Do not become too focused on asking, “What has been the best day and time for a church service?” The real question is, “What will be the best day and time for our church service?”
Begin studying the cultures of the people your church is called to reach. Identify what day and time is most likely to fit their lifestyles. Consider the pros and cons of different service times. Ask some questions.
- When do people work?
- When do non-Christians like to go clubbing and partying?
- What sports are big in our community? When are they on TV? And when do the local professional, competitive, and recreational sports leagues play?
- What nights do students work on homework and projects?
- How many people can’t resist sleeping in?
- Are there a lot of young children with early bedtimes?
What does the average schedule look like for the people we want to reach?
If you can only choose one service time, Sunday morning 10:00 AM or 11:00 AM seems the most advantageous with consideration to the whole of American culture. It is late enough that people can sleep in or take their time getting ready in the morning. And it is early enough that they can still watch Sunday football games on TV. It is a time that American culture is conditioned to expect.
In their book Simply Strategic Growth, Tony Morgan and Tim Stevens suggest adding multiple services on the same day to make it easier for the congregation to attend one service and volunteer in another. They also recommend experimenting with service times to discover what works best for your church. Granger Community Church (Granger, IN) discovered that people liked a Sunday 11:45 AM service and that Saturday night services worked well for families.

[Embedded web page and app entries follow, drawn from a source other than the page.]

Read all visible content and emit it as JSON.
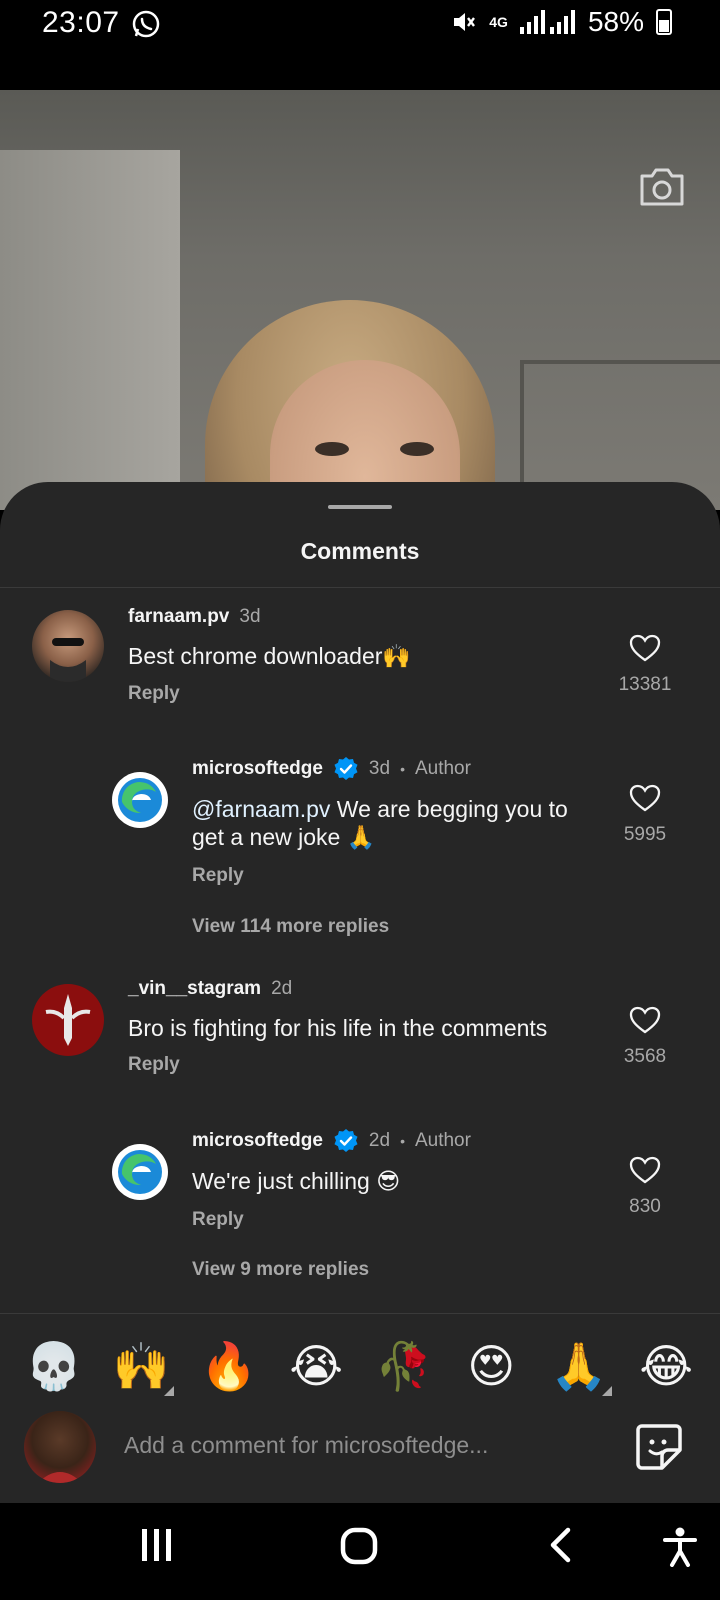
{
  "status_bar": {
    "time": "23:07",
    "network": "4G",
    "battery": "58%"
  },
  "sheet": {
    "title": "Comments"
  },
  "comments": [
    {
      "user": "farnaam.pv",
      "time": "3d",
      "text": "Best chrome downloader🙌",
      "reply_label": "Reply",
      "likes": "13381"
    },
    {
      "user": "microsoftedge",
      "time": "3d",
      "author_label": "Author",
      "mention": "@farnaam.pv",
      "text": " We are begging you to get a new joke 🙏",
      "reply_label": "Reply",
      "likes": "5995",
      "view_more": "View 114 more replies"
    },
    {
      "user": "_vin__stagram",
      "time": "2d",
      "text": "Bro is fighting for his life in the comments",
      "reply_label": "Reply",
      "likes": "3568"
    },
    {
      "user": "microsoftedge",
      "time": "2d",
      "author_label": "Author",
      "text": "We're just chilling 😎",
      "reply_label": "Reply",
      "likes": "830",
      "view_more": "View 9 more replies"
    }
  ],
  "emoji_bar": {
    "emojis": [
      "💀",
      "🙌",
      "🔥",
      "😭",
      "🥀",
      "😍",
      "🙏",
      "😂"
    ]
  },
  "compose": {
    "placeholder": "Add a comment for microsoftedge..."
  },
  "icons": {
    "camera": "camera-icon",
    "heart": "heart-icon",
    "verified": "verified-badge-icon",
    "sticker": "sticker-icon"
  },
  "colors": {
    "sheet_bg": "#262626",
    "text_primary": "#f5f5f5",
    "text_secondary": "#a8a8a8",
    "verified_blue": "#0095f6"
  }
}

Above all, remember to choose a service time based on what will reach the most people. Don’t choose the traditional service time just because it is what has worked in the past, but at the same time, don’t choose a different or unusual service time just for the sake of being different or unusual. If you have a question you want Church Relevance to answer, submit it via our contact form.